The Norwegian man initially believed his metal detector was reacting to chocolate coins buried in the ground.
It turned out to be 10 gold pearls, three rings, and nine pendants, all of which could have been worn as flashy jewelry 1,500 years ago.
Erlend Bore, 51, made the extraordinary discovery this summer on the southern island of Rennesoey, close to the town of Stavanger.
After his doctor advised him to get up instead of lying on the couch, Bore purchased his first metal detector earlier this year as a hobby. Finding “so much gold at the same time is extremely unusual,” according to Ole Madsen, director of the Archaeological Museum at the University of Stavanger.
Bore started exploring the rugged island with his metal detector in August.
He initially discovered some scrap, according to a statement from the university, but afterwards discovered something that was “completely unreal—the treasure weighing slightly more than 100 grams (3.5 oz).
Older than 1650 coins and items dating back before 1537 are regarded as state property under Norwegian law and must be returned.

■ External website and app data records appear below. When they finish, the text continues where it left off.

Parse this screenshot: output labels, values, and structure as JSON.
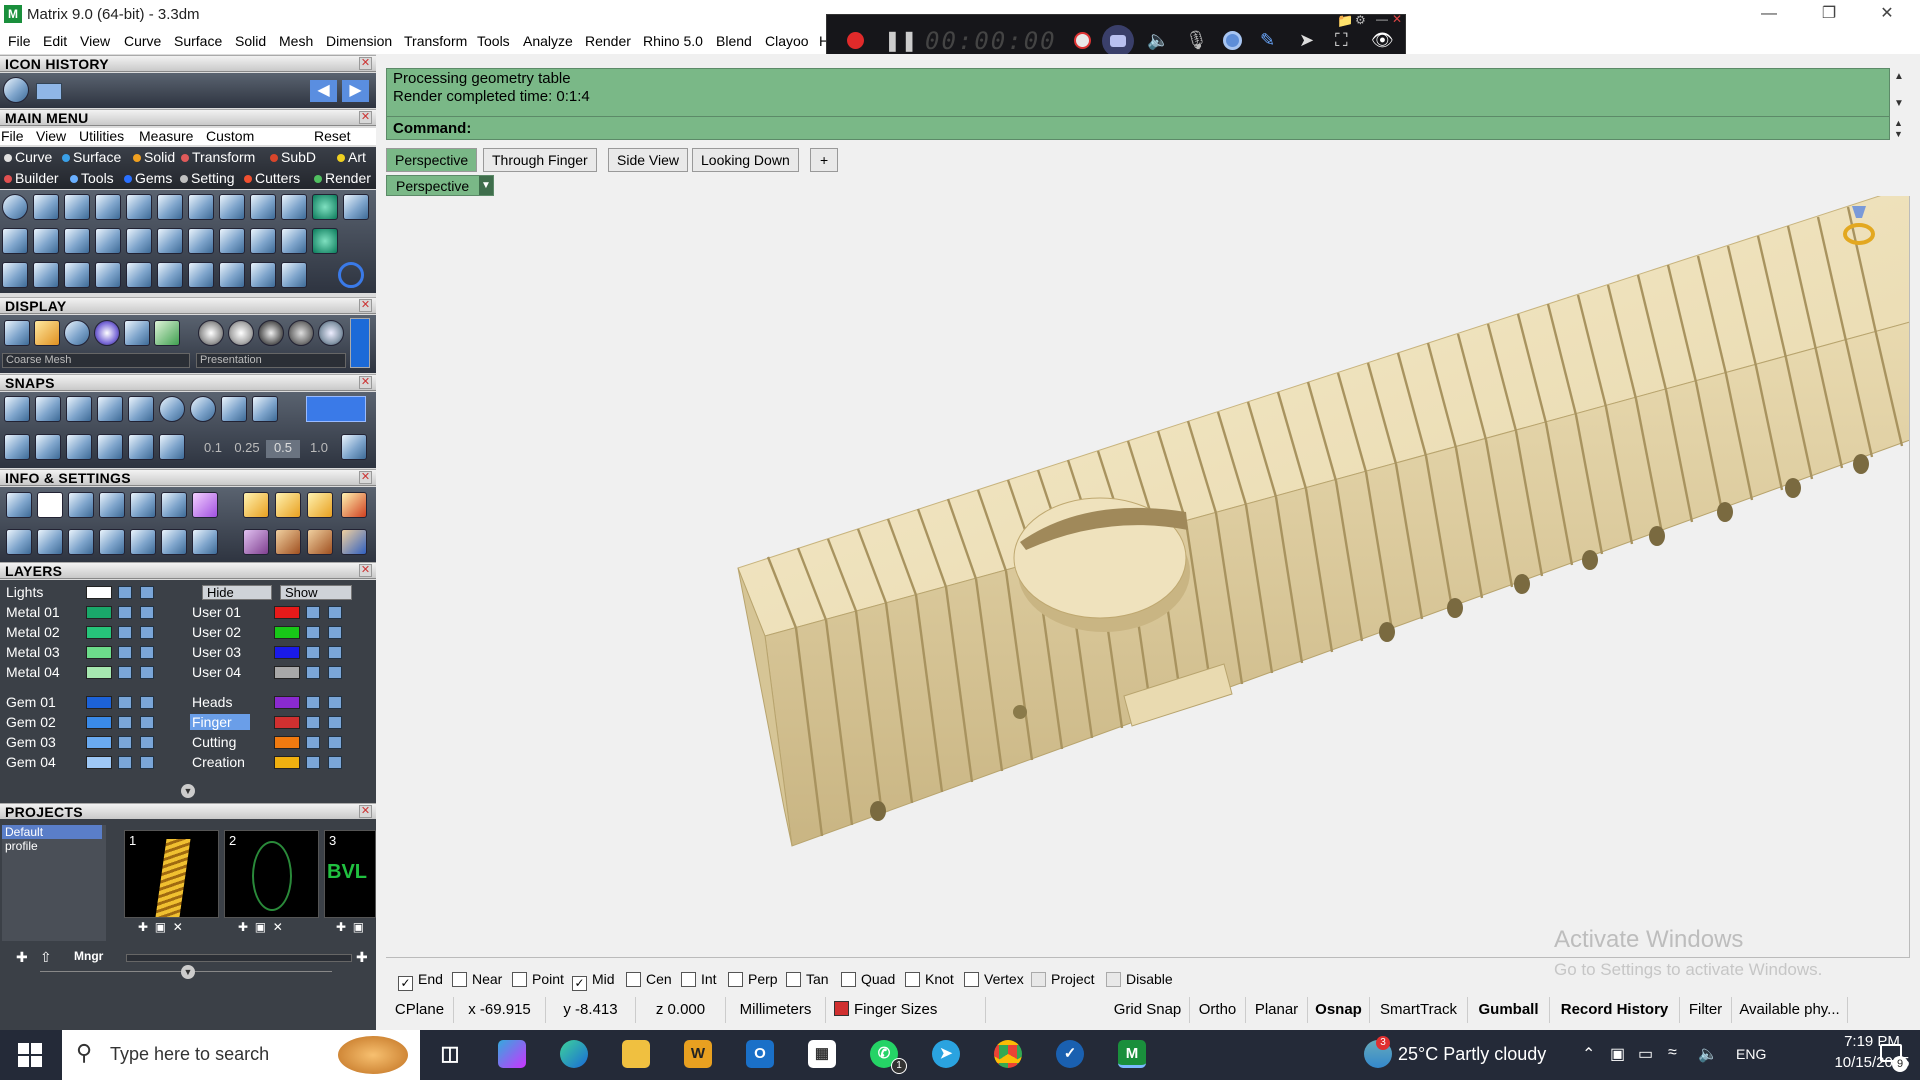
{
  "window": {
    "title": "Matrix 9.0 (64-bit) - 3.3dm",
    "app_icon": "matrix-app-icon"
  },
  "menubar": [
    "File",
    "Edit",
    "View",
    "Curve",
    "Surface",
    "Solid",
    "Mesh",
    "Dimension",
    "Transform",
    "Tools",
    "Analyze",
    "Render",
    "Rhino 5.0",
    "Blend",
    "Clayoo",
    "H"
  ],
  "recorder": {
    "time": "00:00:00"
  },
  "panels": {
    "icon_history": "ICON HISTORY",
    "main_menu": "MAIN MENU",
    "display": "DISPLAY",
    "snaps": "SNAPS",
    "info_settings": "INFO & SETTINGS",
    "layers": "LAYERS",
    "projects": "PROJECTS"
  },
  "main_menu": {
    "items": [
      "File",
      "View",
      "Utilities",
      "Measure",
      "Custom",
      "Reset"
    ],
    "categories_row1": [
      {
        "label": "Curve",
        "color": "#e0e0e0"
      },
      {
        "label": "Surface",
        "color": "#3aa0e8"
      },
      {
        "label": "Solid",
        "color": "#f0a020"
      },
      {
        "label": "Transform",
        "color": "#e05a5a"
      },
      {
        "label": "SubD",
        "color": "#d8452b"
      },
      {
        "label": "Art",
        "color": "#f0d020"
      }
    ],
    "categories_row2": [
      {
        "label": "Builder",
        "color": "#e05050"
      },
      {
        "label": "Tools",
        "color": "#6ab0ff"
      },
      {
        "label": "Gems",
        "color": "#2a70ff"
      },
      {
        "label": "Setting",
        "color": "#c0c0c0"
      },
      {
        "label": "Cutters",
        "color": "#f05030"
      },
      {
        "label": "Render",
        "color": "#50c060"
      }
    ]
  },
  "display": {
    "mesh_select": "Coarse Mesh",
    "mode_select": "Presentation"
  },
  "snaps": {
    "values": [
      "0.1",
      "0.25",
      "0.5",
      "1.0"
    ]
  },
  "layers": {
    "hide": "Hide",
    "show": "Show",
    "left": [
      {
        "name": "Lights",
        "color": "#ffffff"
      },
      {
        "name": "Metal 01",
        "color": "#1aa86a"
      },
      {
        "name": "Metal 02",
        "color": "#26c47a"
      },
      {
        "name": "Metal 03",
        "color": "#6cdc8a"
      },
      {
        "name": "Metal 04",
        "color": "#a6e8b0"
      },
      {
        "name": "Gem 01",
        "color": "#1c62d8"
      },
      {
        "name": "Gem 02",
        "color": "#3a8ae8"
      },
      {
        "name": "Gem 03",
        "color": "#6aaaf0"
      },
      {
        "name": "Gem 04",
        "color": "#9ec8f6"
      }
    ],
    "right": [
      {
        "name": "User 01",
        "color": "#e81a1a"
      },
      {
        "name": "User 02",
        "color": "#18c818"
      },
      {
        "name": "User 03",
        "color": "#1a1ae8"
      },
      {
        "name": "User 04",
        "color": "#a8a8a8"
      },
      {
        "name": "Heads",
        "color": "#8a2ad0"
      },
      {
        "name": "Finger",
        "color": "#d03030"
      },
      {
        "name": "Cutting",
        "color": "#f07a10"
      },
      {
        "name": "Creation",
        "color": "#f0b010"
      }
    ],
    "selected": "Finger"
  },
  "projects": {
    "profile": "Default profile",
    "thumbs": [
      "1",
      "2",
      "3"
    ],
    "thumb3_text": "BVL",
    "mngr": "Mngr"
  },
  "output": {
    "line1": "Processing geometry table",
    "line2": "Render completed time: 0:1:4",
    "command": "Command:"
  },
  "viewport_tabs": [
    "Perspective",
    "Through Finger",
    "Side View",
    "Looking Down",
    "+"
  ],
  "viewport_dropdown": "Perspective",
  "watermark": {
    "title": "Activate Windows",
    "subtitle": "Go to Settings to activate Windows."
  },
  "osnaps": [
    {
      "label": "End",
      "checked": true
    },
    {
      "label": "Near",
      "checked": false
    },
    {
      "label": "Point",
      "checked": false
    },
    {
      "label": "Mid",
      "checked": true
    },
    {
      "label": "Cen",
      "checked": false
    },
    {
      "label": "Int",
      "checked": false
    },
    {
      "label": "Perp",
      "checked": false
    },
    {
      "label": "Tan",
      "checked": false
    },
    {
      "label": "Quad",
      "checked": false
    },
    {
      "label": "Knot",
      "checked": false
    },
    {
      "label": "Vertex",
      "checked": false
    },
    {
      "label": "Project",
      "checked": false
    },
    {
      "label": "Disable",
      "checked": false
    }
  ],
  "status": {
    "cplane": "CPlane",
    "x": "x -69.915",
    "y": "y -8.413",
    "z": "z 0.000",
    "units": "Millimeters",
    "layer": "Finger Sizes",
    "layer_color": "#d03030",
    "grid_snap": "Grid Snap",
    "ortho": "Ortho",
    "planar": "Planar",
    "osnap": "Osnap",
    "smarttrack": "SmartTrack",
    "gumball": "Gumball",
    "record_history": "Record History",
    "filter": "Filter",
    "memory": "Available phy..."
  },
  "taskbar": {
    "search_placeholder": "Type here to search",
    "weather_badge": "3",
    "weather": "25°C  Partly cloudy",
    "lang": "ENG",
    "time": "7:19 PM",
    "date": "10/15/2025",
    "notifications": "9",
    "whatsapp_badge": "1"
  }
}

The gold pendants, also known as bracteates, are flat, thin, single-sided gold medals that date to approximately A.D., according to associate professor Hkon Reiersen from the museum.
During the so-called Migration Period in Norway, which spans from 400 to roughly 550, there was significant European immigration.
According to Reiersen, the pendants and gold pearls were part of “a very showy necklace” worn by the most influential members of society.
The necklace had been crafted by expert jewelers.
He continued, “In Norway, no similar discovery has been made since the 19th century, and it is also a very unusual discovery in a Scandinavian context.
Professor Sigmund Oehrl, a specialist on such pendants at the same museum, estimated that to date, 1,000 golden bracteates had been discovered in Norway, Sweden, and Denmark.
He claimed that the pendants’ symbols typically depict the Norse god Odin mending his son’s ailing horse.
Its slumped posture and twisted legs show that it is injured,” Oehrl said of the Rennesoey pieces, where the horse’s tongue hangs out on the gold pendants.
“The horse symbol represented illness and distress, but at the same time, hope for healing and new life,” he continued.
The item will be on display at the Archaeological Museum in Stavanger, which is roughly 200 miles (300 kilometers) southwest of Oslo.